The brain, where it all begins…

“Changes and progress very rarely are gifts from above. They come out of struggles from below”. It is our choices that define what we are, more than our abilities do. This statement from Noam Chomsky, an American linguist, philosopher and cognitive scientist, inspired me to read more about the factors that motivate people to act or take decisions. I took the opportunity offered by the i-Flex program, in partnership with the World of Business Ideas, to do more research on this subject by watching several WOBI clips. For those of you who have never heard about WOBI, it consists of gathering and sharing extremely challenging and optimistic speeches, presented by inspiring minds from around the world  Ì¶ well-known businesspeople such as CEOs, entrepreneurs, innovators and thinkers. They all share a passion for communication, entrepreneurship and leadership. Today, I have chosen one of them to share with you, the presentation on the Stanford Marshmallow Experiment.

Over the last half century, the “Marshmallow Test” has become one of the most famous experiments in the history of psychology, with regard to temptation and self-control. The experiment, originated by Walter Mischel, took place in the 1960s and 1970s, with the aim of testing delayed gratification by offering children the choice between getting one small treat immediately (in this case a marshmallow), or two treats after 10-15 minutes. The children had to wait alone in the room, with the marshmallow in front of them. Some of them jumped up and ate the first marshmallow immediately. Others tried to hold back, but eventually gave in to temptation a few minutes later. Only a few of the children did manage to wait the entire time and enjoy two marshmallows instead of one. Mischel decided to follow all the children selected in the original sample for another fifty years, in order to discover how the ability to exercise self-control at an early age related to various life achievements as the children grew into adolescents and adults.

The conclusion of this test was that the longer a child delayed gratification, the better he would perform later in life, which means earning more money and being healthier and happier. The “delayed gratification” experiment was tested thereafter in various cultural and socioeconomic contexts. The principles of the marshmallow test seemed to hold true universally. This experiment raises some interesting questions: do some children naturally have more self-control, and are thus destined for success? Or can they learn to develop this important quality? Mischel’s experiment has shown that while some people are naturally better at self-control than others, both children and adults can learn how to strengthen this skill. He believes that the skills which enable us to delay gratification are the same as those that allow us to make other good choices,  despite temptations to do otherwise.

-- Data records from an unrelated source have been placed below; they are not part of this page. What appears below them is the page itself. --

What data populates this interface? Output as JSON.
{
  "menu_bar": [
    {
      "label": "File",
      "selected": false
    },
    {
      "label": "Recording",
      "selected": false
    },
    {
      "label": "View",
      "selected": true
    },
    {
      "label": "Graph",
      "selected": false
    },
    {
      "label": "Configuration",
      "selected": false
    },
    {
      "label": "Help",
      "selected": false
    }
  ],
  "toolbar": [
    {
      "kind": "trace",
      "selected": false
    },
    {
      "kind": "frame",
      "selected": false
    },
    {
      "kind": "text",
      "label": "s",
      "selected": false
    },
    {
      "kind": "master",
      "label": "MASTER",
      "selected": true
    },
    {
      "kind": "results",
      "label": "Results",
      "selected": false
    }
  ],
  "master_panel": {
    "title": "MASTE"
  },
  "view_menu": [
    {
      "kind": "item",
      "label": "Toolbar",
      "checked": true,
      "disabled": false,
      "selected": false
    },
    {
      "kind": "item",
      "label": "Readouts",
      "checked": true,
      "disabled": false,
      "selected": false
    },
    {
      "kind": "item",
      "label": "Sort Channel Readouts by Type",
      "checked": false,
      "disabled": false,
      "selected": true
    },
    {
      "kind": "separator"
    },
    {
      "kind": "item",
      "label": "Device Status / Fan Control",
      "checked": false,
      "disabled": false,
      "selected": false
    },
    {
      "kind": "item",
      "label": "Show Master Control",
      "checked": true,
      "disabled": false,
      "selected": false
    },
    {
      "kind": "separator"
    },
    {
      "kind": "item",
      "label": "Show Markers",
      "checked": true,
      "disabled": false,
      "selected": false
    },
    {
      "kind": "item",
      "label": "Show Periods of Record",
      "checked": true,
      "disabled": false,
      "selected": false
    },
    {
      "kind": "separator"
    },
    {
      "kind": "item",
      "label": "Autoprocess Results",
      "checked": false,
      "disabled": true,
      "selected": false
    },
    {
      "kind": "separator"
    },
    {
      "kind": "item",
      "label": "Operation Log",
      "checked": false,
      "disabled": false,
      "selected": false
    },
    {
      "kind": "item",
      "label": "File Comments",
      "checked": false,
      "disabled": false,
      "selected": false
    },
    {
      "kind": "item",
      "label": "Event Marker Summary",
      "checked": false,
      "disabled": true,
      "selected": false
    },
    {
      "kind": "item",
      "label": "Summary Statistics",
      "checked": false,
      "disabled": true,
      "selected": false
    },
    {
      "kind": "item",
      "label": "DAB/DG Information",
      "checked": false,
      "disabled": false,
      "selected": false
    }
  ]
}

Other researchers at the University of Rochester decided to replicate the marshmallow experiment, but with an important change  ̶  the children were split in two groups. The first group was exposed to a series of unreliable experiences. Meanwhile, the second group had very reliable experiences. According to the results, the children in the unreliable group had no reason to trust that the researchers would bring a second marshmallow and therefore did not wait very long to eat the first one. Meanwhile, the children in the second group were training their brains to see delayed gratification as a positive factor. Every time the researcher made a promise and then delivered on it, the child’s brain registered two things: “waiting for gratification is worth it” and “I have the ability to wait”. As a result, the second group waited an average of four times longer than the first group. In other words, the children’s ability to delay gratification and display self-control was not a predetermined trait, but rather was influenced by the experiences and environment that surrounded them.

The Marshmallow experiment is analyzed further to understand how adults can master the same cognitive skills to challenge different situations in everyday life, from quitting smoking to overcoming a difficult problem at work or in their personal life. What people do when they face difficulties is heavily influenced by the standards they hold, which are in turn strongly influenced by their role models. “Self-control is like a muscle: the more you use it, the stronger it gets”, said Roy Baumeister, a professor of psychology at Florida State University who studies willpower. Avoiding something tempting once will help you develop the ability to resist other temptations in the future.

Obviously, human behavior is more complex than that. We can’t pretend that a choice made today by a four-year-old will determine the rest of his life. But there is at least one lesson to take from this study: if you want to succeed at something, at some point you will need to find the ability to be disciplined and take action instead of becoming distracted and doing what is easy. In every field, to achieve success it is necessary that people ignore the easy choices, by exercising willpower and making a short-term sacrifice in order to achieve something of greater value later. Self-discipline is the common trait that distinguishes successful people from the rest.

When it comes to my i-Flex program, therefore, I intend to bear all this in mind and I look around at my fellow students to see how well they are applying these principles to their studies. Of course, we have to be disciplined in order to fit in the additional workload, on top of our previous commitments – but knowing about this experiment and, especially, its results, helps me to recognise a “marshmallow” when I see one and to try to resist it in favour of something better to come!